Thursday, February 5, 2009

The Cramps, live at Napa State Mental Hospital (1978)

Many of you will remember that I had posted a clip from this earlier. In honor of the late, great Lux Interior, here's some more footage from that legendary show.




In June 1978, the Cramps, a pioneering New York-based rock band who blend the primitive twangy stomp of rockabilly with the attitude and willful perversity of punk, were touring the West Coast and discovered they’d been lined up with perhaps the most unusual gig of their career. The Cramps were booked to play a show at the Napa State Mental Hospital, a facility for the emotionally challenged, and found themselves facing an audience that was half smuggled-in punk fans and half in-patients whose reaction to the performance was often vocal and demonstrative. A cameraman from the punk-oriented video collective Target Video was on hand with a primitive black-and-white camera, and the results became the infamous The Cramps: Live at the Napa State Mental Hospital. As the band faced a truly unusual audience, it roared through a handful of songs, including “Human Fly,” “Love Me,” “Domino,” “The Way I Walk,” “What’s Behind the Mask,” and “T.V. Set.”

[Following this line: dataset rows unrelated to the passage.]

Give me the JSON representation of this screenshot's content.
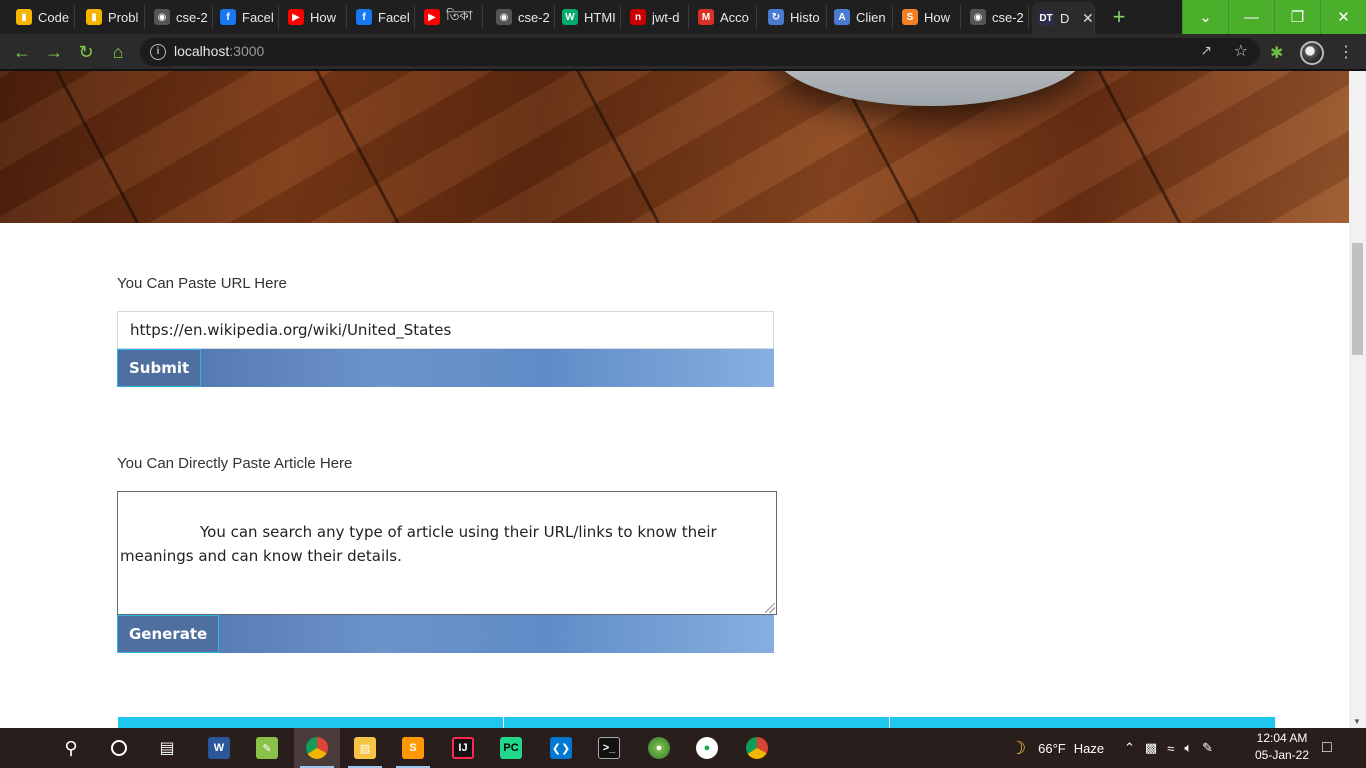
{
  "browser": {
    "tabs": [
      {
        "title": "Code",
        "icon": "chart-icon",
        "color": "#f4b400"
      },
      {
        "title": "Probl",
        "icon": "chart-icon",
        "color": "#f4b400"
      },
      {
        "title": "cse-2",
        "icon": "github-icon",
        "color": "#555555"
      },
      {
        "title": "Facel",
        "icon": "facebook-icon",
        "color": "#1877f2"
      },
      {
        "title": "How",
        "icon": "youtube-icon",
        "color": "#ff0000"
      },
      {
        "title": "Facel",
        "icon": "facebook-icon",
        "color": "#1877f2"
      },
      {
        "title": "তিকা",
        "icon": "youtube-icon",
        "color": "#ff0000"
      },
      {
        "title": "cse-2",
        "icon": "github-icon",
        "color": "#555555"
      },
      {
        "title": "HTMI",
        "icon": "w3-icon",
        "color": "#04aa6d"
      },
      {
        "title": "jwt-d",
        "icon": "npm-icon",
        "color": "#cb0000"
      },
      {
        "title": "Acco",
        "icon": "gmail-icon",
        "color": "#d93025"
      },
      {
        "title": "Histo",
        "icon": "history-icon",
        "color": "#4a7bd0"
      },
      {
        "title": "Clien",
        "icon": "api-icon",
        "color": "#4a7bd0"
      },
      {
        "title": "How",
        "icon": "stackoverflow-icon",
        "color": "#f48024"
      },
      {
        "title": "cse-2",
        "icon": "github-icon",
        "color": "#555555"
      },
      {
        "title": "D",
        "icon": "dt-icon",
        "color": "#2d2d4a",
        "active": true
      }
    ],
    "url_host": "localhost",
    "url_port": ":3000"
  },
  "page": {
    "url_label": "You Can Paste URL Here",
    "url_value": "https://en.wikipedia.org/wiki/United_States",
    "submit_label": "Submit",
    "article_label": "You Can Directly Paste Article Here",
    "article_value": "You can search any type of article using their URL/links to know their meanings and can know their details.",
    "generate_label": "Generate"
  },
  "taskbar": {
    "weather_temp": "66°F",
    "weather_desc": "Haze",
    "time": "12:04 AM",
    "date": "05-Jan-22"
  },
  "colors": {
    "accent_green": "#4caf2c",
    "button_blue": "#4e6f9f",
    "card_cyan": "#1ec7ee"
  }
}
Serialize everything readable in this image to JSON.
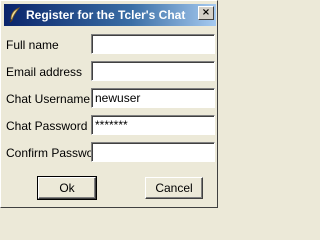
{
  "window": {
    "title": "Register for the Tcler's Chat",
    "close_glyph": "×"
  },
  "form": {
    "fields": [
      {
        "label": "Full name",
        "value": "",
        "type": "text"
      },
      {
        "label": "Email address",
        "value": "",
        "type": "text"
      },
      {
        "label": "Chat Username",
        "value": "newuser",
        "type": "text"
      },
      {
        "label": "Chat Password",
        "value": "*******",
        "type": "password"
      },
      {
        "label": "Confirm Password",
        "value": "",
        "type": "password"
      }
    ]
  },
  "buttons": {
    "ok_label": "Ok",
    "cancel_label": "Cancel"
  },
  "icons": {
    "title_icon": "feather-icon"
  }
}
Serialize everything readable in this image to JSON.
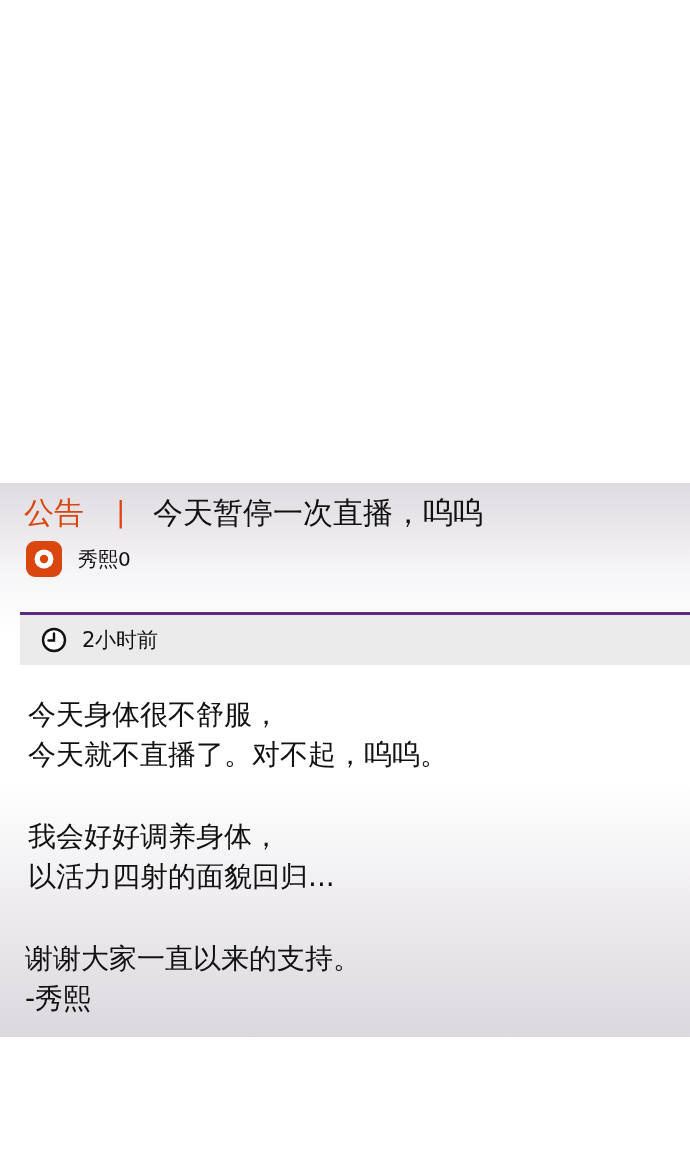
{
  "notice": {
    "tag": "公告",
    "separator": "|",
    "title": "今天暂停一次直播，呜呜"
  },
  "author": {
    "name": "秀熙0"
  },
  "time": {
    "label": "2小时前"
  },
  "body": {
    "paragraphs": [
      [
        "今天身体很不舒服，",
        "今天就不直播了。对不起，呜呜。"
      ],
      [
        "我会好好调养身体，",
        "以活力四射的面貌回归..."
      ],
      [
        "谢谢大家一直以来的支持。",
        "-秀熙"
      ]
    ]
  }
}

The Cramps


Anonymous said...

Great find. I know the Cramps rock, but who knew they could be heartwarming?

It's interesting to try and figure out which people in the audience are residents and which are posers.

John M. said...

I agree. It's always a pleasant surprise to see stories like this.

If you found that heartwarming, you'll probably enjoy this item:

As far as the audience is concerned, I wondered much the same as you did - although it seems that the distinctions are blurred somewhere in the middle!